So, I apologize. I had been way to harsh, and I see why it was offensive, my point however, wasn’t shitting on your thread, and being offensive. I am sorry @On3CherryShake. My point was to tell you, it doesn’t make sense to say yours and others’ companies are larger or smaller than others, but I should have said it another way, one that wasn’t so rude of me. Again, I do apologize
What I had said
you make a bunch of bold claims, that aren’t backed up by anything. You say your truck is in the top 5 highest resale of any mass produced vehicle, and you also said this: Hokuto has been one of the world’s largest manufacturers of internal combustion engines since 1971, producing more than 6 million internal combustion engines each year. Hokuto became the fourth-largest Japanese automobile manufacturer in 2001, and was the seventh largest automobile manufacturer in the world behind Daito, ACA, Zenshi, Maesima, Farox and Vega in 2015. which really gets me.

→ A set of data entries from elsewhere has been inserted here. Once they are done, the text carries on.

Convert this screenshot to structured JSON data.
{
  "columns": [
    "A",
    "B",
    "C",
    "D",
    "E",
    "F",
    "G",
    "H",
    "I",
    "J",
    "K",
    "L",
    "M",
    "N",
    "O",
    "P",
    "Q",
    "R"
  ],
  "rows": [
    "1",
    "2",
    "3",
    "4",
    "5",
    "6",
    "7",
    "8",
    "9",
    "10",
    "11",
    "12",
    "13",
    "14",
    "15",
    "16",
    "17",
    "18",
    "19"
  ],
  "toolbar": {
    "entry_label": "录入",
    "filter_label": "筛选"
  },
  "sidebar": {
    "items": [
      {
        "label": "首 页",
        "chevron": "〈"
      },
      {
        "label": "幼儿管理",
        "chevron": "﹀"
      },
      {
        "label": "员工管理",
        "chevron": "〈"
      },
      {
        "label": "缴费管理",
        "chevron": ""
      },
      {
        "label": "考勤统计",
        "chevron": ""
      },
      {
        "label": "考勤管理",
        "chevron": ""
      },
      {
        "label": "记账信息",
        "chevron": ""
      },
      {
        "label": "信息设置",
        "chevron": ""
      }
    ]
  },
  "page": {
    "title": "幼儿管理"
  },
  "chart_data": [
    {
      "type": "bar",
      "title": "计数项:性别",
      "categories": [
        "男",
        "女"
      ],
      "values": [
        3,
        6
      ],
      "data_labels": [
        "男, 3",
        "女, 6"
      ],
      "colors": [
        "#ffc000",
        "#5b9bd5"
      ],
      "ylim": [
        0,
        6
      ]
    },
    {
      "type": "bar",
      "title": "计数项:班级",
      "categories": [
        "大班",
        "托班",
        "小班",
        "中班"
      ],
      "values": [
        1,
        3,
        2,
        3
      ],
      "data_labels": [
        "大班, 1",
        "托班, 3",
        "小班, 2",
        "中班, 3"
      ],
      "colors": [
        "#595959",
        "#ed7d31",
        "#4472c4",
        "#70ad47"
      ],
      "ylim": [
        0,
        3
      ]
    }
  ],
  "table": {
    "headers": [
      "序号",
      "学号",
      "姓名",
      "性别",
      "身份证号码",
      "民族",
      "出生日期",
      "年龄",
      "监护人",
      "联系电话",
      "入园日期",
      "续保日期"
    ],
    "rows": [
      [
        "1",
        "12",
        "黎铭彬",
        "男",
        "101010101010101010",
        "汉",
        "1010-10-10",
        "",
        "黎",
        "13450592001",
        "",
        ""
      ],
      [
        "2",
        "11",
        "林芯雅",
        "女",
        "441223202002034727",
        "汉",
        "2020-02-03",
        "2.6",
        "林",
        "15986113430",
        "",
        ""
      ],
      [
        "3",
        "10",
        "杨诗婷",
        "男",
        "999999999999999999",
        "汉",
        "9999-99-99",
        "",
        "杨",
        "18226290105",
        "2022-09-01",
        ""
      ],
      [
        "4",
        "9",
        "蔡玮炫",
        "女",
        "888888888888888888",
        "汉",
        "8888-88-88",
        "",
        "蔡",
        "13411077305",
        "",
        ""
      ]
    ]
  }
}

Nobody ever said those are the biggest companies, and it makes no sense to make such far out claims like that.
It makes no sense to say that you are bigger or smaller than another company, especially in something like the Automationverse. You see how people take others saying how their cars are the fastest.
It seems like you are pulling in other user’s companies and claiming their sizes without the consent of those involved. Metrics like “Largest Companies” and “Most Sales” don’t really work in a sphere like the Automationverse. Even with the users who made them’s consent, it still is too much, because of how everything in the Automationverse works, there aren’t treal comparable stats, I cant just say my company is the biggest and best or anything